> TASK DESCRIPTION:
Return the whole listing exactly as it stands.

> DATA FOR ANALYSIS:
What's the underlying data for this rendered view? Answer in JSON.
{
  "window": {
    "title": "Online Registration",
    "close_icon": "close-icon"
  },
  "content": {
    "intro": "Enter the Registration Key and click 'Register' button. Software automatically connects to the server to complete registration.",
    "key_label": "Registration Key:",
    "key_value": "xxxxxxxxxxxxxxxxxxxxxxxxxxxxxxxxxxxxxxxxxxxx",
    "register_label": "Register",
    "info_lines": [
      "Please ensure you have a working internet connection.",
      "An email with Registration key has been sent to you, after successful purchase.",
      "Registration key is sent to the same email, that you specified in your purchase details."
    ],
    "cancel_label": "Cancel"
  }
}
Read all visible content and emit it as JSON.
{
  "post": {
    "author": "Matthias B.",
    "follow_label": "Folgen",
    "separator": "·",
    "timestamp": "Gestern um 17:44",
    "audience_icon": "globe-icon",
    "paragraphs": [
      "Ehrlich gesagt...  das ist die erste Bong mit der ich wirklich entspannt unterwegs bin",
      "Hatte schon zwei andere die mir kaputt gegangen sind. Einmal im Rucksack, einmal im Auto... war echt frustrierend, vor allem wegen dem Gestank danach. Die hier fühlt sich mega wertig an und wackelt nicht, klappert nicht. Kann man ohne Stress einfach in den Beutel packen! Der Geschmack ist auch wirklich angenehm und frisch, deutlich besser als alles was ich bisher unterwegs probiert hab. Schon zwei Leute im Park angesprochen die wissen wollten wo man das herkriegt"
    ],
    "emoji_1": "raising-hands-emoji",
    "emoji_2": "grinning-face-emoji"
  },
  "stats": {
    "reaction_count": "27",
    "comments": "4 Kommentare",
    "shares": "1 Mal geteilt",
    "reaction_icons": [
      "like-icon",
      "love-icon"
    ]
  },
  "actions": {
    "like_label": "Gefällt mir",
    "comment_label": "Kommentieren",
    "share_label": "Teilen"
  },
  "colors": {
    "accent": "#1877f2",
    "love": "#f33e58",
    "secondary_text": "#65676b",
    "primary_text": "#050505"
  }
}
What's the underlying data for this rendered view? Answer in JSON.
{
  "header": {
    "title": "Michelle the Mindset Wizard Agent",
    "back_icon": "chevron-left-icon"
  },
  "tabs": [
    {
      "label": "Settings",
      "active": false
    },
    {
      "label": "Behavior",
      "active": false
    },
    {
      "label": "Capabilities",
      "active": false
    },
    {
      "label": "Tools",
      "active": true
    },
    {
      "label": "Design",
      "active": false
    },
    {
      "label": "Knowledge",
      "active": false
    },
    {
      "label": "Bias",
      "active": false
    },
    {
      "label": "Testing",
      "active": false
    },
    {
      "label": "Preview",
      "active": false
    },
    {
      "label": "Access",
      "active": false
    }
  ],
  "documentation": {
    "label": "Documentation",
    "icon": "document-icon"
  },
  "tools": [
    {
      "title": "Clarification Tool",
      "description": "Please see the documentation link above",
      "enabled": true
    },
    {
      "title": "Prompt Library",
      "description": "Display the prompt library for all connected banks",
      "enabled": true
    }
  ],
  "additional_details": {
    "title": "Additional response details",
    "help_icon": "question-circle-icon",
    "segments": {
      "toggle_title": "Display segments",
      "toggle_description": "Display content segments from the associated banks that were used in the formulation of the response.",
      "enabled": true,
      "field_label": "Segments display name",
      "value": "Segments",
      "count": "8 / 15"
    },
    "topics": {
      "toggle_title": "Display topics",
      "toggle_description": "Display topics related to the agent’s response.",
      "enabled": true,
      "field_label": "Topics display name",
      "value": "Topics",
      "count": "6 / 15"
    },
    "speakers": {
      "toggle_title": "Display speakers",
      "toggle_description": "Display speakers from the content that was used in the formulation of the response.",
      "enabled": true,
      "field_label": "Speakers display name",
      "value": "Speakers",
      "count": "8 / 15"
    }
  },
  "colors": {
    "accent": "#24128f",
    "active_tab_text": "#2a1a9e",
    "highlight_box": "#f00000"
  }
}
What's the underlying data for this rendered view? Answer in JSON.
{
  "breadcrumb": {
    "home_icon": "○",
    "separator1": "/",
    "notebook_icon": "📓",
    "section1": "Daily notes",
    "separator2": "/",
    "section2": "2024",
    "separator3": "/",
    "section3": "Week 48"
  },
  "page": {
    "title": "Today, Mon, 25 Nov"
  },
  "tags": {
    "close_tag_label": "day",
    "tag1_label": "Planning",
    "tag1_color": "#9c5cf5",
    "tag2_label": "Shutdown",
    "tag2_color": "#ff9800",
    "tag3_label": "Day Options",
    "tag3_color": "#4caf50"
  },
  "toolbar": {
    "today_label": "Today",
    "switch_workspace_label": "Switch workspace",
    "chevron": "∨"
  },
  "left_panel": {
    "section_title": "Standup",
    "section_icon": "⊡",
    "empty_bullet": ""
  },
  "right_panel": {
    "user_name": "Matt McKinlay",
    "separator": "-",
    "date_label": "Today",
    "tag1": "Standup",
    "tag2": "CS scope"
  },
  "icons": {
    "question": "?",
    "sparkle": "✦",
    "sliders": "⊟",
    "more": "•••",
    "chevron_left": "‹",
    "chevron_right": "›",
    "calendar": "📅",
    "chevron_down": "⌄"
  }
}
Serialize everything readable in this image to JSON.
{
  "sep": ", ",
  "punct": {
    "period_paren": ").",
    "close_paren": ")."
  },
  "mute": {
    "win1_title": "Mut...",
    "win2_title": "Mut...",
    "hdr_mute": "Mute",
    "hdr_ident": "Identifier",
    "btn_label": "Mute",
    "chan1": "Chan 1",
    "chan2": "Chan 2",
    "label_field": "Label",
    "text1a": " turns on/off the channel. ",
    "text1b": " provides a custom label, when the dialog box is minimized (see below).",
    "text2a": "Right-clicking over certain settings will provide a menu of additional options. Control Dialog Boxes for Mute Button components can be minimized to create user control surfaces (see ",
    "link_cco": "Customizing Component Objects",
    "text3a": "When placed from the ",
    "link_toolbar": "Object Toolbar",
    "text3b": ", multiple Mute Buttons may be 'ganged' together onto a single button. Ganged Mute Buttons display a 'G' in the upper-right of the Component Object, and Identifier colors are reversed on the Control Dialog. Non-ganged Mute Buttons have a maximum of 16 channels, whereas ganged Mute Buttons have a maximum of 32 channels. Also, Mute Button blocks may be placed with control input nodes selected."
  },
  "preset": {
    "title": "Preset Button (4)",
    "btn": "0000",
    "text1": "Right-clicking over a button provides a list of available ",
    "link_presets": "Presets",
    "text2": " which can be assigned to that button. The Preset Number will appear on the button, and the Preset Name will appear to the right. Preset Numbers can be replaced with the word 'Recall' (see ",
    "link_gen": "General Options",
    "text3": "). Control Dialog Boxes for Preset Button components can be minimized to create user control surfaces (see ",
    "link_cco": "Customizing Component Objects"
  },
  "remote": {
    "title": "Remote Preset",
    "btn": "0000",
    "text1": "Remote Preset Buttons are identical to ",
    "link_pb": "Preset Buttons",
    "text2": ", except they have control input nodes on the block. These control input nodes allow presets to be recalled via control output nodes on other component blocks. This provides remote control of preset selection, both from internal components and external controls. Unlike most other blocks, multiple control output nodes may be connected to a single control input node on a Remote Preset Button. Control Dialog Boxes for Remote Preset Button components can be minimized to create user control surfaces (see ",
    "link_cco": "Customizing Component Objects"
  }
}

> ANSWER TO THE EXERCISE:
What's the underlying data for this rendered view? Answer in JSON.
{
  "window": {
    "title": "Online Registration",
    "close_icon": "close-icon"
  },
  "content": {
    "intro": "Enter the Registration Key and click 'Register' button. Software automatically connects to the server to complete registration.",
    "key_label": "Registration Key:",
    "key_value": "xxxxxxxxxxxxxxxxxxxxxxxxxxxxxxxxxxxxxxxxxxxx",
    "register_label": "Register",
    "info_lines": [
      "Please ensure you have a working internet connection.",
      "An email with Registration key has been sent to you, after successful purchase.",
      "Registration key is sent to the same email, that you specified in your purchase details."
    ],
    "cancel_label": "Cancel"
  }
}
Read all visible content and emit it as JSON.
{
  "post": {
    "author": "Matthias B.",
    "follow_label": "Folgen",
    "separator": "·",
    "timestamp": "Gestern um 17:44",
    "audience_icon": "globe-icon",
    "paragraphs": [
      "Ehrlich gesagt...  das ist die erste Bong mit der ich wirklich entspannt unterwegs bin",
      "Hatte schon zwei andere die mir kaputt gegangen sind. Einmal im Rucksack, einmal im Auto... war echt frustrierend, vor allem wegen dem Gestank danach. Die hier fühlt sich mega wertig an und wackelt nicht, klappert nicht. Kann man ohne Stress einfach in den Beutel packen! Der Geschmack ist auch wirklich angenehm und frisch, deutlich besser als alles was ich bisher unterwegs probiert hab. Schon zwei Leute im Park angesprochen die wissen wollten wo man das herkriegt"
    ],
    "emoji_1": "raising-hands-emoji",
    "emoji_2": "grinning-face-emoji"
  },
  "stats": {
    "reaction_count": "27",
    "comments": "4 Kommentare",
    "shares": "1 Mal geteilt",
    "reaction_icons": [
      "like-icon",
      "love-icon"
    ]
  },
  "actions": {
    "like_label": "Gefällt mir",
    "comment_label": "Kommentieren",
    "share_label": "Teilen"
  },
  "colors": {
    "accent": "#1877f2",
    "love": "#f33e58",
    "secondary_text": "#65676b",
    "primary_text": "#050505"
  }
}
What's the underlying data for this rendered view? Answer in JSON.
{
  "header": {
    "title": "Michelle the Mindset Wizard Agent",
    "back_icon": "chevron-left-icon"
  },
  "tabs": [
    {
      "label": "Settings",
      "active": false
    },
    {
      "label": "Behavior",
      "active": false
    },
    {
      "label": "Capabilities",
      "active": false
    },
    {
      "label": "Tools",
      "active": true
    },
    {
      "label": "Design",
      "active": false
    },
    {
      "label": "Knowledge",
      "active": false
    },
    {
      "label": "Bias",
      "active": false
    },
    {
      "label": "Testing",
      "active": false
    },
    {
      "label": "Preview",
      "active": false
    },
    {
      "label": "Access",
      "active": false
    }
  ],
  "documentation": {
    "label": "Documentation",
    "icon": "document-icon"
  },
  "tools": [
    {
      "title": "Clarification Tool",
      "description": "Please see the documentation link above",
      "enabled": true
    },
    {
      "title": "Prompt Library",
      "description": "Display the prompt library for all connected banks",
      "enabled": true
    }
  ],
  "additional_details": {
    "title": "Additional response details",
    "help_icon": "question-circle-icon",
    "segments": {
      "toggle_title": "Display segments",
      "toggle_description": "Display content segments from the associated banks that were used in the formulation of the response.",
      "enabled": true,
      "field_label": "Segments display name",
      "value": "Segments",
      "count": "8 / 15"
    },
    "topics": {
      "toggle_title": "Display topics",
      "toggle_description": "Display topics related to the agent’s response.",
      "enabled": true,
      "field_label": "Topics display name",
      "value": "Topics",
      "count": "6 / 15"
    },
    "speakers": {
      "toggle_title": "Display speakers",
      "toggle_description": "Display speakers from the content that was used in the formulation of the response.",
      "enabled": true,
      "field_label": "Speakers display name",
      "value": "Speakers",
      "count": "8 / 15"
    }
  },
  "colors": {
    "accent": "#24128f",
    "active_tab_text": "#2a1a9e",
    "highlight_box": "#f00000"
  }
}
What's the underlying data for this rendered view? Answer in JSON.
{
  "breadcrumb": {
    "home_icon": "○",
    "separator1": "/",
    "notebook_icon": "📓",
    "section1": "Daily notes",
    "separator2": "/",
    "section2": "2024",
    "separator3": "/",
    "section3": "Week 48"
  },
  "page": {
    "title": "Today, Mon, 25 Nov"
  },
  "tags": {
    "close_tag_label": "day",
    "tag1_label": "Planning",
    "tag1_color": "#9c5cf5",
    "tag2_label": "Shutdown",
    "tag2_color": "#ff9800",
    "tag3_label": "Day Options",
    "tag3_color": "#4caf50"
  },
  "toolbar": {
    "today_label": "Today",
    "switch_workspace_label": "Switch workspace",
    "chevron": "∨"
  },
  "left_panel": {
    "section_title": "Standup",
    "section_icon": "⊡",
    "empty_bullet": ""
  },
  "right_panel": {
    "user_name": "Matt McKinlay",
    "separator": "-",
    "date_label": "Today",
    "tag1": "Standup",
    "tag2": "CS scope"
  },
  "icons": {
    "question": "?",
    "sparkle": "✦",
    "sliders": "⊟",
    "more": "•••",
    "chevron_left": "‹",
    "chevron_right": "›",
    "calendar": "📅",
    "chevron_down": "⌄"
  }
}
Serialize everything readable in this image to JSON.
{
  "sep": ", ",
  "punct": {
    "period_paren": ").",
    "close_paren": ")."
  },
  "mute": {
    "win1_title": "Mut...",
    "win2_title": "Mut...",
    "hdr_mute": "Mute",
    "hdr_ident": "Identifier",
    "btn_label": "Mute",
    "chan1": "Chan 1",
    "chan2": "Chan 2",
    "label_field": "Label",
    "text1a": " turns on/off the channel. ",
    "text1b": " provides a custom label, when the dialog box is minimized (see below).",
    "text2a": "Right-clicking over certain settings will provide a menu of additional options. Control Dialog Boxes for Mute Button components can be minimized to create user control surfaces (see ",
    "link_cco": "Customizing Component Objects",
    "text3a": "When placed from the ",
    "link_toolbar": "Object Toolbar",
    "text3b": ", multiple Mute Buttons may be 'ganged' together onto a single button. Ganged Mute Buttons display a 'G' in the upper-right of the Component Object, and Identifier colors are reversed on the Control Dialog. Non-ganged Mute Buttons have a maximum of 16 channels, whereas ganged Mute Buttons have a maximum of 32 channels. Also, Mute Button blocks may be placed with control input nodes selected."
  },
  "preset": {
    "title": "Preset Button (4)",
    "btn": "0000",
    "text1": "Right-clicking over a button provides a list of available ",
    "link_presets": "Presets",
    "text2": " which can be assigned to that button. The Preset Number will appear on the button, and the Preset Name will appear to the right. Preset Numbers can be replaced with the word 'Recall' (see ",
    "link_gen": "General Options",
    "text3": "). Control Dialog Boxes for Preset Button components can be minimized to create user control surfaces (see ",
    "link_cco": "Customizing Component Objects"
  },
  "remote": {
    "title": "Remote Preset",
    "btn": "0000",
    "text1": "Remote Preset Buttons are identical to ",
    "link_pb": "Preset Buttons",
    "text2": ", except they have control input nodes on the block. These control input nodes allow presets to be recalled via control output nodes on other component blocks. This provides remote control of preset selection, both from internal components and external controls. Unlike most other blocks, multiple control output nodes may be connected to a single control input node on a Remote Preset Button. Control Dialog Boxes for Remote Preset Button components can be minimized to create user control surfaces (see ",
    "link_cco": "Customizing Component Objects"
  }
}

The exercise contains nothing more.